• Problem requirements: Copy out each line below containing "small".

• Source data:

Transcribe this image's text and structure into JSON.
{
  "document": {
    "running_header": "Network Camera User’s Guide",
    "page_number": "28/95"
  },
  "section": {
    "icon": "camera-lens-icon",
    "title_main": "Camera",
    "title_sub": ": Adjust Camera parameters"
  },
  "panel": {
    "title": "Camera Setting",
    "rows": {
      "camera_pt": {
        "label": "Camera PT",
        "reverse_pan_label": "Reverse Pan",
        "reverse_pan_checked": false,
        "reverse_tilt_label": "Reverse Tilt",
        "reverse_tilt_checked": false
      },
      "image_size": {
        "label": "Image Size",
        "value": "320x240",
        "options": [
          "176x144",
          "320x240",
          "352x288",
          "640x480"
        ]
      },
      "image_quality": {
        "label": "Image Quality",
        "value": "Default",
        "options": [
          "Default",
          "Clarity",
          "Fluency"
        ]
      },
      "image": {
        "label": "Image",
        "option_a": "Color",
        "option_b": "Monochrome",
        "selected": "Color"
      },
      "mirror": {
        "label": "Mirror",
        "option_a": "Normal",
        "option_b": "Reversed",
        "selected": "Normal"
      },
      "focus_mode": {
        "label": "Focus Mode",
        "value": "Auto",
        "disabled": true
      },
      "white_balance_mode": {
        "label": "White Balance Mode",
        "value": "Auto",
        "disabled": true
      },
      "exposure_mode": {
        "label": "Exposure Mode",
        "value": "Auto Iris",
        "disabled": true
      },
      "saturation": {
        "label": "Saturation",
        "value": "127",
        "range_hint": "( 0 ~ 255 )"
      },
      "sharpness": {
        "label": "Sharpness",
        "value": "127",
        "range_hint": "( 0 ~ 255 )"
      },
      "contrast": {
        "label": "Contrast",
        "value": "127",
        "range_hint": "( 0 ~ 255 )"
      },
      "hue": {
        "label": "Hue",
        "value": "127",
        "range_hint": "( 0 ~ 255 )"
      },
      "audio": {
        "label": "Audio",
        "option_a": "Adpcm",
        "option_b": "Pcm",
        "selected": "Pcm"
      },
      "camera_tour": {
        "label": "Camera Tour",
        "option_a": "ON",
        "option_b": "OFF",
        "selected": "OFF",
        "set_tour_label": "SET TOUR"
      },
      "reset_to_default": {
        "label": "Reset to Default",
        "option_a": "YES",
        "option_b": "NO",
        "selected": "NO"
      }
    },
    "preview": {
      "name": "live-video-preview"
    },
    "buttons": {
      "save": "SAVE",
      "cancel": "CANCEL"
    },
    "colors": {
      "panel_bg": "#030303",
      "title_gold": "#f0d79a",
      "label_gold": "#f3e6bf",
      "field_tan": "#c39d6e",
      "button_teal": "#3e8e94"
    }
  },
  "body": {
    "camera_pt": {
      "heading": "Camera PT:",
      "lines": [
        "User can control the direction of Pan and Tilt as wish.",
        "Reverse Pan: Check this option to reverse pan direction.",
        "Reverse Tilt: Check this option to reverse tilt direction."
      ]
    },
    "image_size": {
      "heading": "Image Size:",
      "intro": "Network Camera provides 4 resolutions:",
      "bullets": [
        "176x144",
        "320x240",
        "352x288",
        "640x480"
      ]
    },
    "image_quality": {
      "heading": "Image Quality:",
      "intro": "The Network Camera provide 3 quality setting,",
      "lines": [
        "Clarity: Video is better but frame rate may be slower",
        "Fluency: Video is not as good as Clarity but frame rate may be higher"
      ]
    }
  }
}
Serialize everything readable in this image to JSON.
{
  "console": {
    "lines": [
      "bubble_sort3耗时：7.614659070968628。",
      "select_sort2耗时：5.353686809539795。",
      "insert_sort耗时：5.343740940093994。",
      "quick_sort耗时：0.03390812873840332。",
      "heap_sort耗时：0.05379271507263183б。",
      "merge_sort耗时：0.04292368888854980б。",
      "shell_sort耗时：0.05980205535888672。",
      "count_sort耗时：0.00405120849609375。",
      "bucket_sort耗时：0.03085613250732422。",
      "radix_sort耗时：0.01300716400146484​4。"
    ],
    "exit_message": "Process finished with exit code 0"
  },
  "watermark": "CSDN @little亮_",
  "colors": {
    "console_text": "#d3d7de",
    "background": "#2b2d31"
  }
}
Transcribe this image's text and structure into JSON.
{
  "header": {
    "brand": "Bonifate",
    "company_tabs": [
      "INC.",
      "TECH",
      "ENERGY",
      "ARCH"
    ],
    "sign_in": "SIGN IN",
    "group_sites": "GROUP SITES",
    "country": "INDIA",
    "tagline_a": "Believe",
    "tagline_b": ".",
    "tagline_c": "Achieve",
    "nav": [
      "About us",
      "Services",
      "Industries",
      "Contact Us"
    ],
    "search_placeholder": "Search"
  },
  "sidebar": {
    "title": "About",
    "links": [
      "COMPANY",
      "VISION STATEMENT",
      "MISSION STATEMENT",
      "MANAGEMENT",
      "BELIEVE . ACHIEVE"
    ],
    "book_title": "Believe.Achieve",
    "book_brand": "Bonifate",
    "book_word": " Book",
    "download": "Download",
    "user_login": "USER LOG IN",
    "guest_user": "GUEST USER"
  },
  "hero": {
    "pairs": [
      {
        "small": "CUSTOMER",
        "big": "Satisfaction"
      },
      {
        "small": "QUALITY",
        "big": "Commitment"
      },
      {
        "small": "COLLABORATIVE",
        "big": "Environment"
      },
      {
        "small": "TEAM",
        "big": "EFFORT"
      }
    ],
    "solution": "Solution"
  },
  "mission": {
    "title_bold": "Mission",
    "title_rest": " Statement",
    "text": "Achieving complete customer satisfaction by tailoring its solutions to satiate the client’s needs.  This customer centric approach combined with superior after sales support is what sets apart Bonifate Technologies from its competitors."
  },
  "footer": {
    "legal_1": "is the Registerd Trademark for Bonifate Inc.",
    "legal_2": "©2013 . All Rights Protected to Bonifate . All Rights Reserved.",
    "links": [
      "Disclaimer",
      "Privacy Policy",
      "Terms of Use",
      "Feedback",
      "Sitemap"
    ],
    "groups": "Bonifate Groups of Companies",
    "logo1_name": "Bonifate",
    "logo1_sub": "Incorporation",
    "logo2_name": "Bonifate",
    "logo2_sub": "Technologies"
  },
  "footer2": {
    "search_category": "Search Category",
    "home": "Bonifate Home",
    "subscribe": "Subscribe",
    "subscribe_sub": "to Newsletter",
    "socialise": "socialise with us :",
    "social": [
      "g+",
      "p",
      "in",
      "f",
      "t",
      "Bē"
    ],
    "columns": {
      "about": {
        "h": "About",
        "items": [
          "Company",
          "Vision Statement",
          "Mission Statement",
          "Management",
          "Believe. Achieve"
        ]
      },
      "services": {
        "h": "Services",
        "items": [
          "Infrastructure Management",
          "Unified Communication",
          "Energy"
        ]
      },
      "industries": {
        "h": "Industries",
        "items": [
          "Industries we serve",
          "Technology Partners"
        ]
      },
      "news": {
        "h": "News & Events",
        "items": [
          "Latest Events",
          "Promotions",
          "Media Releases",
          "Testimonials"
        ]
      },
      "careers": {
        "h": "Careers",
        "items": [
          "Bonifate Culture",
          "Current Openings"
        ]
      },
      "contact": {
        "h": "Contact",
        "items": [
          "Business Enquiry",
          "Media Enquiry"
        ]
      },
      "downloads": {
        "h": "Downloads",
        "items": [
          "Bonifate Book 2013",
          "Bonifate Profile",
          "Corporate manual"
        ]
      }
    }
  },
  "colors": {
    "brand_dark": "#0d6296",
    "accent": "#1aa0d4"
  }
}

• Task solution:
        "small": "CUSTOMER",
        "small": "QUALITY",
        "small": "COLLABORATIVE",
        "small": "TEAM",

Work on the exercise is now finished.